Not deterred he began playing villains and doing stunt work again. 1932 was a true hallmark in his career. Hired to play a henchman in the Mascot serial The Shadow of the Eagle (1932), he and the star of the serial became good friends. Canutt would end up being the man's stunt double until he quit stunting and went to work behind the camera. This actor would also help Canutt develop the modern form of on screen fighting called the Pass System, still in use today. The actor's name? A little nobody called John Wayne, that's all.
When Wayne was signed to star in westerns for Lone Star Studios, Canutt did double time, doubling for Wayne in the more hazardous stunts, and playing henchmen and main villains in films like The Lucky Texan (1934), 'Neath Arizona Skies (1934), Randy Rides Alone (1935), and Paradise Canyon (1935). Star Packer (1934) is a real treat as Canutt plays Wayne's Indian sidekick. Canutt also played main henchmen in the Weiss Brothers serials released by Stage and Screen, The Clutching Hand (1936) and The Black Coin (1936).
1936 was a major turning point in Canutt's career. Hired by the newly formed Republic Studios, he would head up all the stunt work for their westerns and serials. Though he built up a great team of stuntmen and women, Canutt would usually handle the major doubling of stars for the features and cliffhangers. During this time Canutt would perfect many of the safety guidelines stuntmen still use to ensure the safety of themselves and their horses.
During the thirties Canutt doubled for just about everyone at Republic; John Wayne, Gene Autry, and Robert Livingston in westerns; Ray “Crash” Corrigan, Ralph Byrd, and Robert Livingston in serials. He also found time to occasionally perform as henchmen in serials outside of Republic, such as playing the head Mole Man in Columbia's Secret of Treasure Island (1938).
His most famous stunt is in Republic's Zorro's Fighting Legion (1939), in which Canutt, doubling star Reed Hadley, drops down among a team of horses pulling a stage coach, does a back flip among their thundering hoofs, and then grabs the rear of the coach as it passes overhead so he can climb aboard. This would prove to be one of Canutt's last major stunting jobs. The many injuries he received over the years finally caused Canutt to retire from actively stunting.

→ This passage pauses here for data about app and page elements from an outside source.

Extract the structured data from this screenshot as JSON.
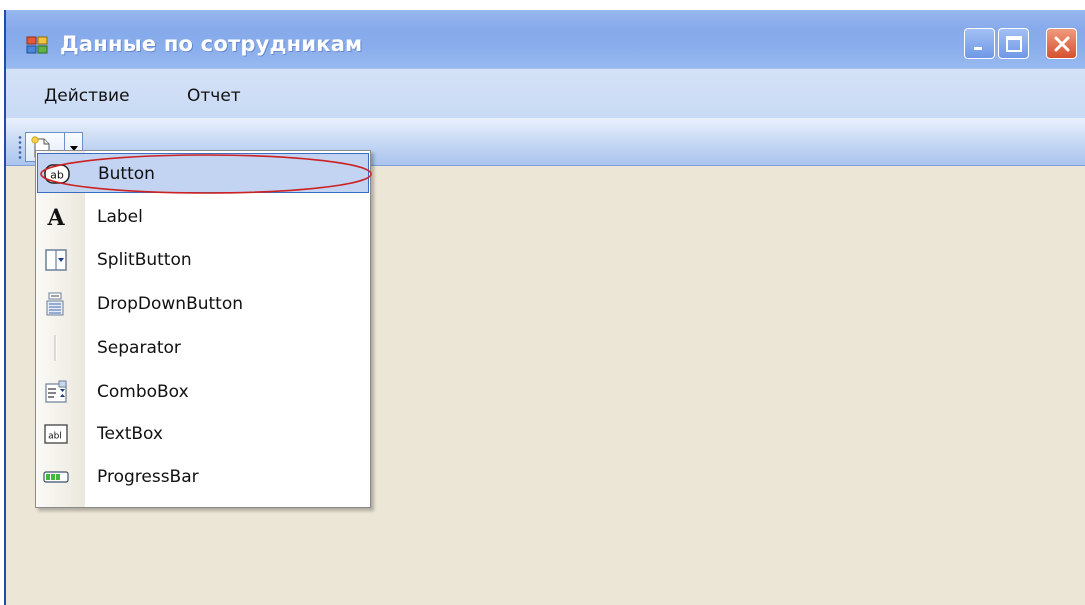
{
  "window": {
    "title": "Данные по сотрудникам"
  },
  "menubar": {
    "items": [
      {
        "label": "Действие"
      },
      {
        "label": "Отчет"
      }
    ]
  },
  "toolbar": {
    "split_button_icon": "new-document-icon",
    "split_button_arrow": "chevron-down-icon"
  },
  "dropdown": {
    "items": [
      {
        "label": "Button",
        "icon": "button-ab-icon",
        "selected": true
      },
      {
        "label": "Label",
        "icon": "label-a-icon"
      },
      {
        "label": "SplitButton",
        "icon": "split-button-icon"
      },
      {
        "label": "DropDownButton",
        "icon": "dropdown-button-icon"
      },
      {
        "label": "Separator",
        "icon": "separator-icon"
      },
      {
        "label": "ComboBox",
        "icon": "combobox-icon"
      },
      {
        "label": "TextBox",
        "icon": "textbox-abl-icon"
      },
      {
        "label": "ProgressBar",
        "icon": "progressbar-icon"
      }
    ]
  },
  "colors": {
    "titlebar": "#8aaeec",
    "menubar": "#ccdcf5",
    "client_area": "#ece6d6",
    "selection": "#c2d4f2",
    "annotation": "#cc2222"
  }
}
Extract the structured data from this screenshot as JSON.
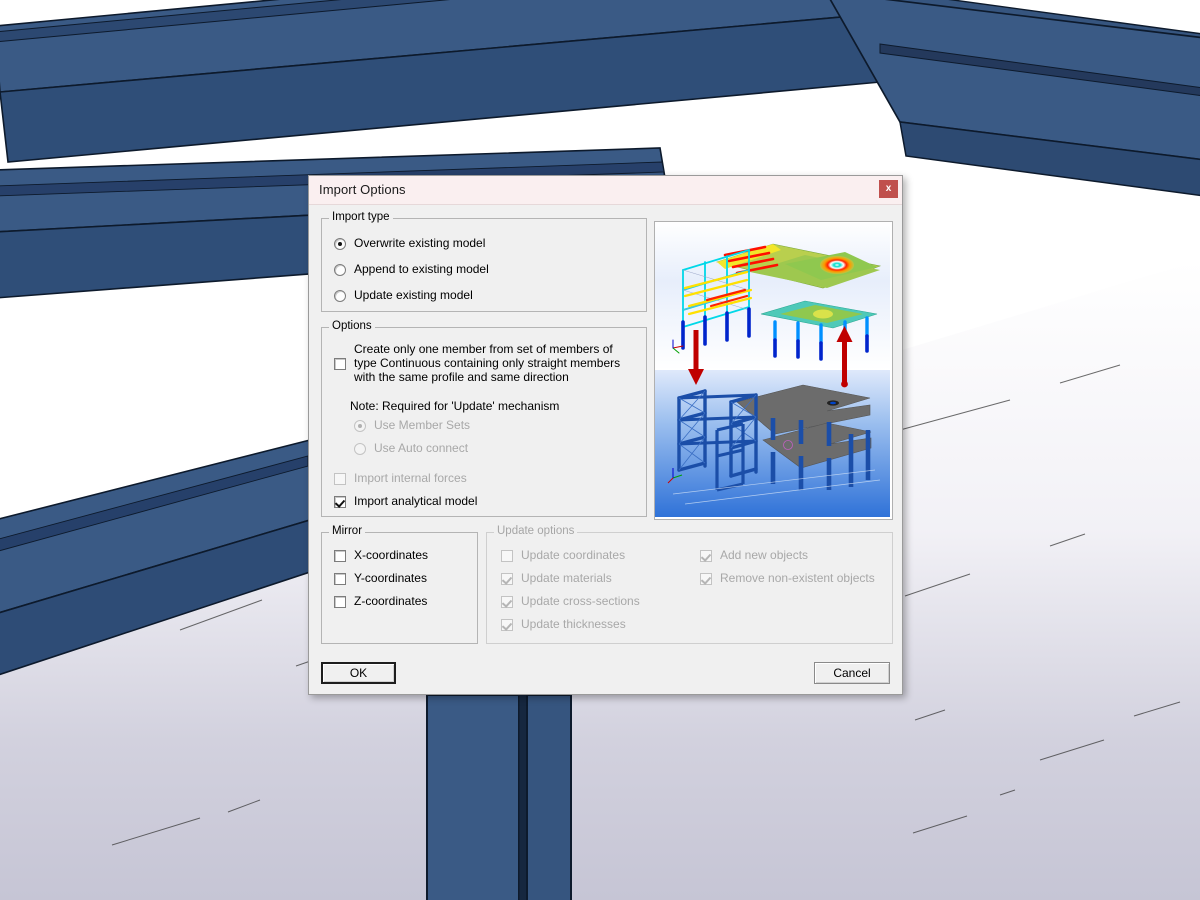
{
  "dialog": {
    "title": "Import Options",
    "close_label": "x",
    "close_icon": "close-icon",
    "accent_color": "#c0504d",
    "titlebar_color": "#faeff0",
    "face_color": "#f0f0f0"
  },
  "import_type": {
    "legend": "Import type",
    "options": [
      {
        "label": "Overwrite existing model",
        "selected": true,
        "enabled": true
      },
      {
        "label": "Append to existing model",
        "selected": false,
        "enabled": true
      },
      {
        "label": "Update existing model",
        "selected": false,
        "enabled": true
      }
    ]
  },
  "options": {
    "legend": "Options",
    "create_one_member": {
      "label": "Create only one member from set of members of type Continuous containing only straight members with the same profile and same direction",
      "checked": false,
      "enabled": true
    },
    "note": "Note: Required for 'Update' mechanism",
    "radios": [
      {
        "label": "Use Member Sets",
        "selected": true,
        "enabled": false
      },
      {
        "label": "Use Auto connect",
        "selected": false,
        "enabled": false
      }
    ],
    "checks": [
      {
        "label": "Import internal forces",
        "checked": false,
        "enabled": false
      },
      {
        "label": "Import analytical model",
        "checked": true,
        "enabled": true
      }
    ]
  },
  "mirror": {
    "legend": "Mirror",
    "items": [
      {
        "label": "X-coordinates",
        "checked": false,
        "enabled": true
      },
      {
        "label": "Y-coordinates",
        "checked": false,
        "enabled": true
      },
      {
        "label": "Z-coordinates",
        "checked": false,
        "enabled": true
      }
    ]
  },
  "update_options": {
    "legend": "Update options",
    "enabled": false,
    "left": [
      {
        "label": "Update coordinates",
        "checked": false,
        "enabled": false
      },
      {
        "label": "Update materials",
        "checked": true,
        "enabled": false
      },
      {
        "label": "Update cross-sections",
        "checked": true,
        "enabled": false
      },
      {
        "label": "Update thicknesses",
        "checked": true,
        "enabled": false
      }
    ],
    "right": [
      {
        "label": "Add new objects",
        "checked": true,
        "enabled": false
      },
      {
        "label": "Remove non-existent objects",
        "checked": true,
        "enabled": false
      }
    ]
  },
  "buttons": {
    "ok": "OK",
    "cancel": "Cancel"
  },
  "preview": {
    "description": "Structural model import preview: colored finite-element result model above, blue structural model with gray slabs below, connected by red transfer arrows",
    "top_model_colors": [
      "#ff0000",
      "#ffee00",
      "#8cc63f",
      "#00e5d0",
      "#00b7ff",
      "#0030cc"
    ],
    "bottom_model_color": "#1b4ea8",
    "slab_color": "#6b6b6b",
    "arrow_color": "#c00000",
    "sky_color": "#2f72d8"
  },
  "background": {
    "description": "3D viewport showing dark blue steel beams and column of a structural frame over a light gray-lavender floor",
    "beam_color": "#36557f",
    "beam_color_dark": "#2d4a72",
    "beam_edge": "#0c1828",
    "floor_top": "#ffffff",
    "floor_bottom": "#c7c6d6"
  }
}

But his career was far from over. He began putting most of his energy into coordinating stunts and handling second unit directing, eventually earning co-director status on mid-forties serials like Zorro's Black Whip (1944) and Manhunt Of Mystery Island (1945). His talent at coordinating large action pieces reached it's apex with the exciting chariot race in Charlton Heston's Ben Hur (1959).
After his retirement from films, Canutt began getting recognition for his work. The Academy Awards honored him with a special Oscar for his contributions to film in 1966. Canutt was inducted into the Cowboy Hall of Fame in 1975 for his many rodeo titles won in his youth. Canutt published his memoirs, Stuntman: the Autobiography of Yakima Canutt in 1979.